Treatment of neuromyelitis optica and neuromyelitis optica spectrum disorders with rituximab using a maintenance treatment regimen and close CD19 B cell monitoring. A six-year follow-up.J Neurol Sci 2017; 372:92-96JN
Neuromyelitis optinca (NMO) represents a serious demyelinating disease of the central nervous system selectively attacking the spinal cord and optic nerve. Early differential diagnosis from multiple sclerosis is of vital importance, as NMO mandates immunosuppressive and not immunomodulatory treatment. Rituximab has been recently introduced as a treatment option for NMO. However, optimal surrogate measures and treatment intervals are still unclear. Five patients (females, mean age 54±10.21years) with NMO and NMO spectrum disorders (NMOSD) were evaluated with respect to disability and relapse rate. All patients were found positive for NMO IgG. All patients (three with NMO and two with NMOSD, 1 patient with recurrent optic neuritis and 1 patient with recurrent myelitis) had received rituximab treatment for six years. One patient with NMOSD received cyclophosphamide prior to rituximab while two were misdiagnosed as multiple sclerosis and had received interferon treatment. All received rituximab infusion of 375mg/m2 once per week for 4weeks and then every two months for the first two years and then every six months. B-cell counts were measured every two months and were kept in almost undetectable levels. No relapse was noted during the treatment period while EDSS score was improved in all patients. No severe adverse effects occurred during RTX treatment.

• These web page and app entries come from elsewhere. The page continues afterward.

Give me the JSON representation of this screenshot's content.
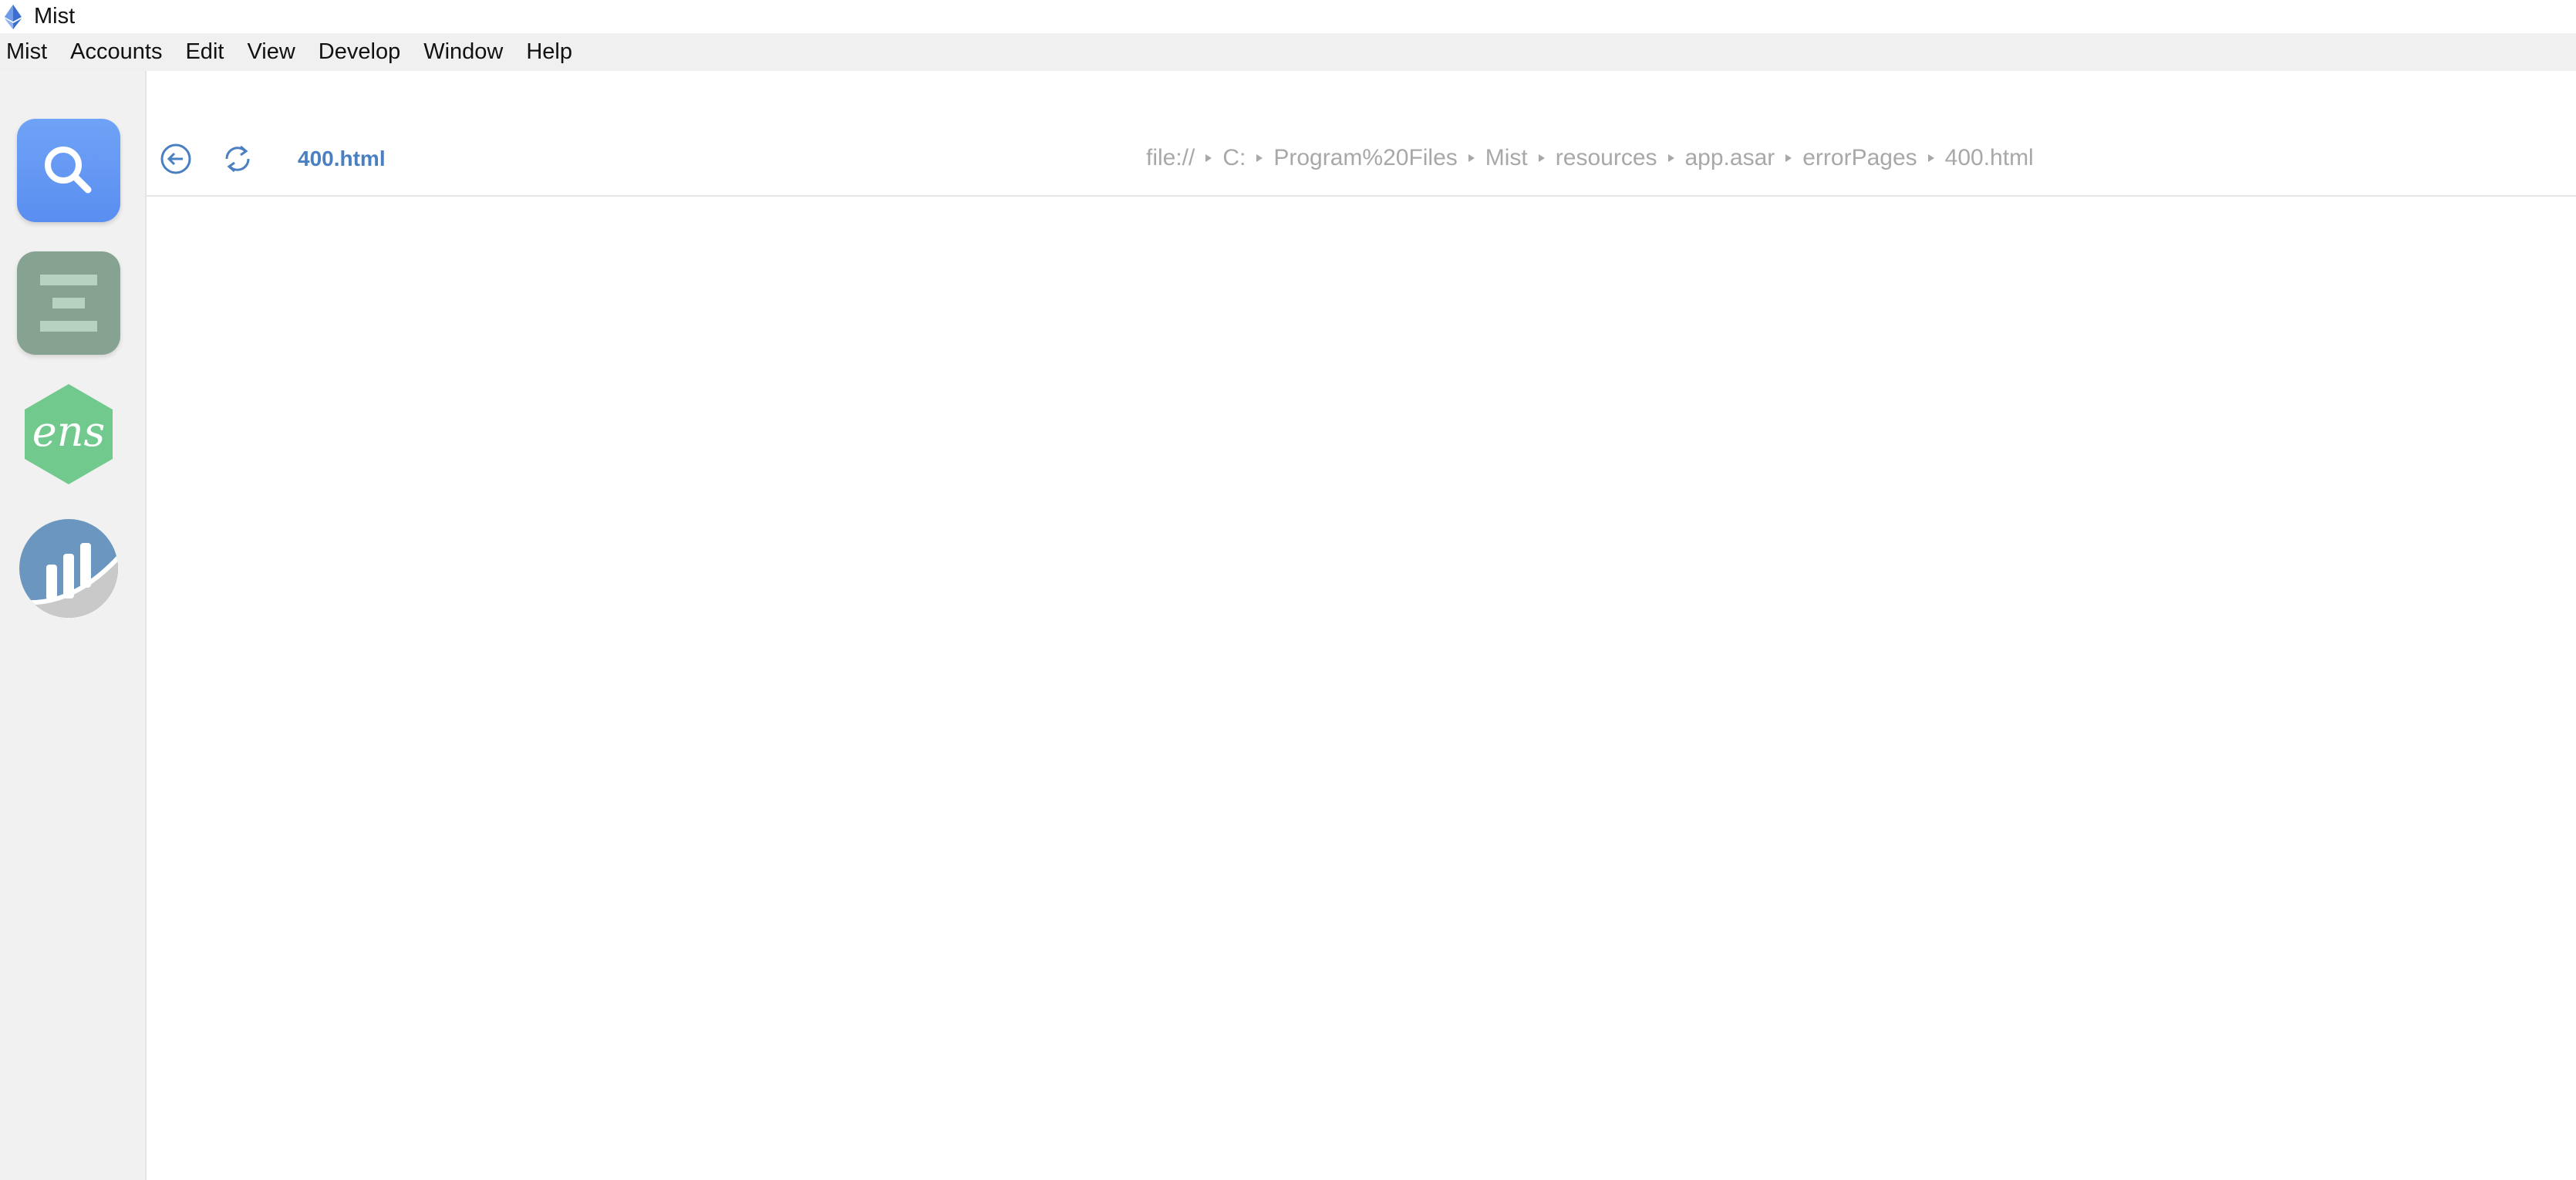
{
  "window": {
    "title": "Mist",
    "logo_icon": "ethereum-icon"
  },
  "menubar": {
    "items": [
      "Mist",
      "Accounts",
      "Edit",
      "View",
      "Develop",
      "Window",
      "Help"
    ]
  },
  "sidebar": {
    "dapps": [
      {
        "icon": "search-icon",
        "color": "#5f93f2"
      },
      {
        "icon": "wallet-icon",
        "color": "#86a392"
      },
      {
        "icon": "ens-icon",
        "color": "#72c98e",
        "logo_text": "ens"
      },
      {
        "icon": "stats-icon",
        "color": "#6a96bf"
      }
    ]
  },
  "browser": {
    "page_name": "400.html",
    "back_icon": "back-arrow-icon",
    "reload_icon": "reload-icon",
    "accent_color": "#4a7fc1",
    "breadcrumb": [
      "file://",
      "C:",
      "Program%20Files",
      "Mist",
      "resources",
      "app.asar",
      "errorPages",
      "400.html"
    ]
  }
}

Rituximab treatment on NMO and NMOSD patients showed significant improvement in disability and relapse-rate without any significant adverse effects.